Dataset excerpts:

------------------------------------

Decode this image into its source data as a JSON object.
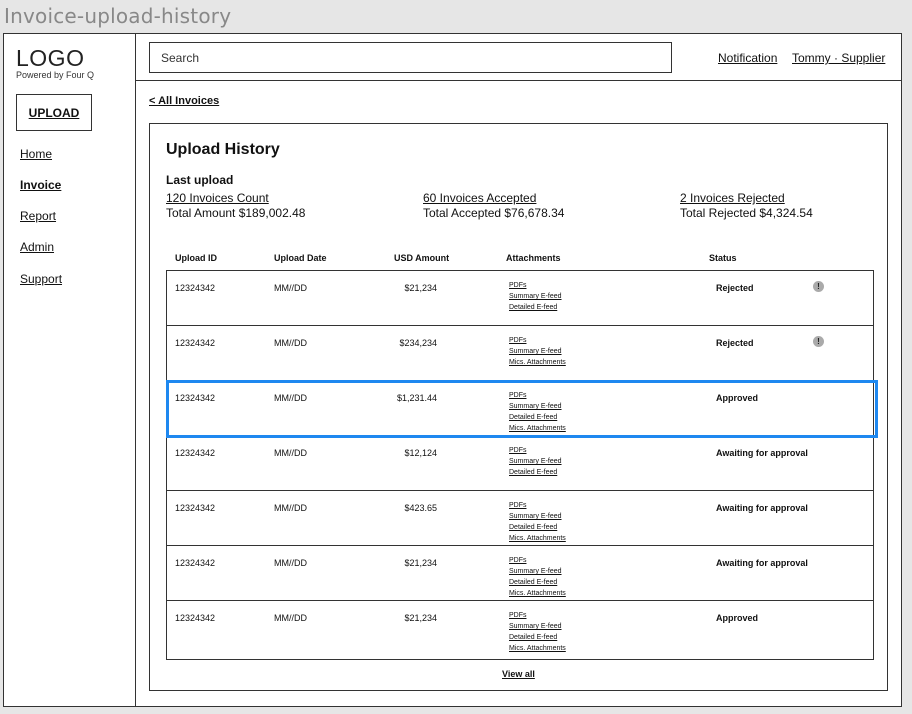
{
  "frame_title": "Invoice-upload-history",
  "sidebar": {
    "logo": "LOGO",
    "powered_by": "Powered by Four Q",
    "upload_label": "UPLOAD",
    "items": [
      {
        "label": "Home"
      },
      {
        "label": "Invoice"
      },
      {
        "label": "Report"
      },
      {
        "label": "Admin"
      },
      {
        "label": "Support"
      }
    ]
  },
  "topbar": {
    "search_placeholder": "Search",
    "notification": "Notification",
    "user": "Tommy · Supplier"
  },
  "breadcrumb": "< All Invoices",
  "panel": {
    "title": "Upload History",
    "last_upload": "Last upload",
    "stats": [
      {
        "link": "120 Invoices Count",
        "sub": "Total Amount $189,002.48"
      },
      {
        "link": "60 Invoices Accepted",
        "sub": "Total Accepted $76,678.34"
      },
      {
        "link": "2 Invoices Rejected",
        "sub": "Total Rejected $4,324.54"
      }
    ]
  },
  "table": {
    "headers": [
      "Upload ID",
      "Upload Date",
      "USD Amount",
      "Attachments",
      "Status"
    ],
    "rows": [
      {
        "id": "12324342",
        "date": "MM//DD",
        "amount": "$21,234",
        "attachments": [
          "PDFs",
          "Summary E-feed",
          "Detailed E-feed"
        ],
        "status": "Rejected",
        "warning": "!"
      },
      {
        "id": "12324342",
        "date": "MM//DD",
        "amount": "$234,234",
        "attachments": [
          "PDFs",
          "Summary E-feed",
          "Mics. Attachments"
        ],
        "status": "Rejected",
        "warning": "!"
      },
      {
        "id": "12324342",
        "date": "MM//DD",
        "amount": "$1,231.44",
        "attachments": [
          "PDFs",
          "Summary E-feed",
          "Detailed E-feed",
          "Mics. Attachments"
        ],
        "status": "Approved"
      },
      {
        "id": "12324342",
        "date": "MM//DD",
        "amount": "$12,124",
        "attachments": [
          "PDFs",
          "Summary E-feed",
          "Detailed E-feed"
        ],
        "status": "Awaiting for approval"
      },
      {
        "id": "12324342",
        "date": "MM//DD",
        "amount": "$423.65",
        "attachments": [
          "PDFs",
          "Summary E-feed",
          "Detailed E-feed",
          "Mics. Attachments"
        ],
        "status": "Awaiting for approval"
      },
      {
        "id": "12324342",
        "date": "MM//DD",
        "amount": "$21,234",
        "attachments": [
          "PDFs",
          "Summary E-feed",
          "Detailed E-feed",
          "Mics. Attachments"
        ],
        "status": "Awaiting for approval"
      },
      {
        "id": "12324342",
        "date": "MM//DD",
        "amount": "$21,234",
        "attachments": [
          "PDFs",
          "Summary E-feed",
          "Detailed E-feed",
          "Mics. Attachments"
        ],
        "status": "Approved"
      }
    ],
    "view_all": "View all"
  },
  "colors": {
    "highlight": "#1e88f0",
    "warning_badge": "#aaaaaa"
  }
}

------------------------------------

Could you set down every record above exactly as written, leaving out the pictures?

Decode this image into its source data as a JSON object.
{
  "frame_title": "Invoice-upload-history",
  "sidebar": {
    "logo": "LOGO",
    "powered_by": "Powered by Four Q",
    "upload_label": "UPLOAD",
    "items": [
      {
        "label": "Home"
      },
      {
        "label": "Invoice"
      },
      {
        "label": "Report"
      },
      {
        "label": "Admin"
      },
      {
        "label": "Support"
      }
    ]
  },
  "topbar": {
    "search_placeholder": "Search",
    "notification": "Notification",
    "user": "Tommy · Supplier"
  },
  "breadcrumb": "< All Invoices",
  "panel": {
    "title": "Upload History",
    "last_upload": "Last upload",
    "stats": [
      {
        "link": "120 Invoices Count",
        "sub": "Total Amount $189,002.48"
      },
      {
        "link": "60 Invoices Accepted",
        "sub": "Total Accepted $76,678.34"
      },
      {
        "link": "2 Invoices Rejected",
        "sub": "Total Rejected $4,324.54"
      }
    ]
  },
  "table": {
    "headers": [
      "Upload ID",
      "Upload Date",
      "USD Amount",
      "Attachments",
      "Status"
    ],
    "rows": [
      {
        "id": "12324342",
        "date": "MM//DD",
        "amount": "$21,234",
        "attachments": [
          "PDFs",
          "Summary E-feed",
          "Detailed E-feed"
        ],
        "status": "Rejected",
        "warning": "!"
      },
      {
        "id": "12324342",
        "date": "MM//DD",
        "amount": "$234,234",
        "attachments": [
          "PDFs",
          "Summary E-feed",
          "Mics. Attachments"
        ],
        "status": "Rejected",
        "warning": "!"
      },
      {
        "id": "12324342",
        "date": "MM//DD",
        "amount": "$1,231.44",
        "attachments": [
          "PDFs",
          "Summary E-feed",
          "Detailed E-feed",
          "Mics. Attachments"
        ],
        "status": "Approved"
      },
      {
        "id": "12324342",
        "date": "MM//DD",
        "amount": "$12,124",
        "attachments": [
          "PDFs",
          "Summary E-feed",
          "Detailed E-feed"
        ],
        "status": "Awaiting for approval"
      },
      {
        "id": "12324342",
        "date": "MM//DD",
        "amount": "$423.65",
        "attachments": [
          "PDFs",
          "Summary E-feed",
          "Detailed E-feed",
          "Mics. Attachments"
        ],
        "status": "Awaiting for approval"
      },
      {
        "id": "12324342",
        "date": "MM//DD",
        "amount": "$21,234",
        "attachments": [
          "PDFs",
          "Summary E-feed",
          "Detailed E-feed",
          "Mics. Attachments"
        ],
        "status": "Awaiting for approval"
      },
      {
        "id": "12324342",
        "date": "MM//DD",
        "amount": "$21,234",
        "attachments": [
          "PDFs",
          "Summary E-feed",
          "Detailed E-feed",
          "Mics. Attachments"
        ],
        "status": "Approved"
      }
    ],
    "view_all": "View all"
  },
  "colors": {
    "highlight": "#1e88f0",
    "warning_badge": "#aaaaaa"
  }
}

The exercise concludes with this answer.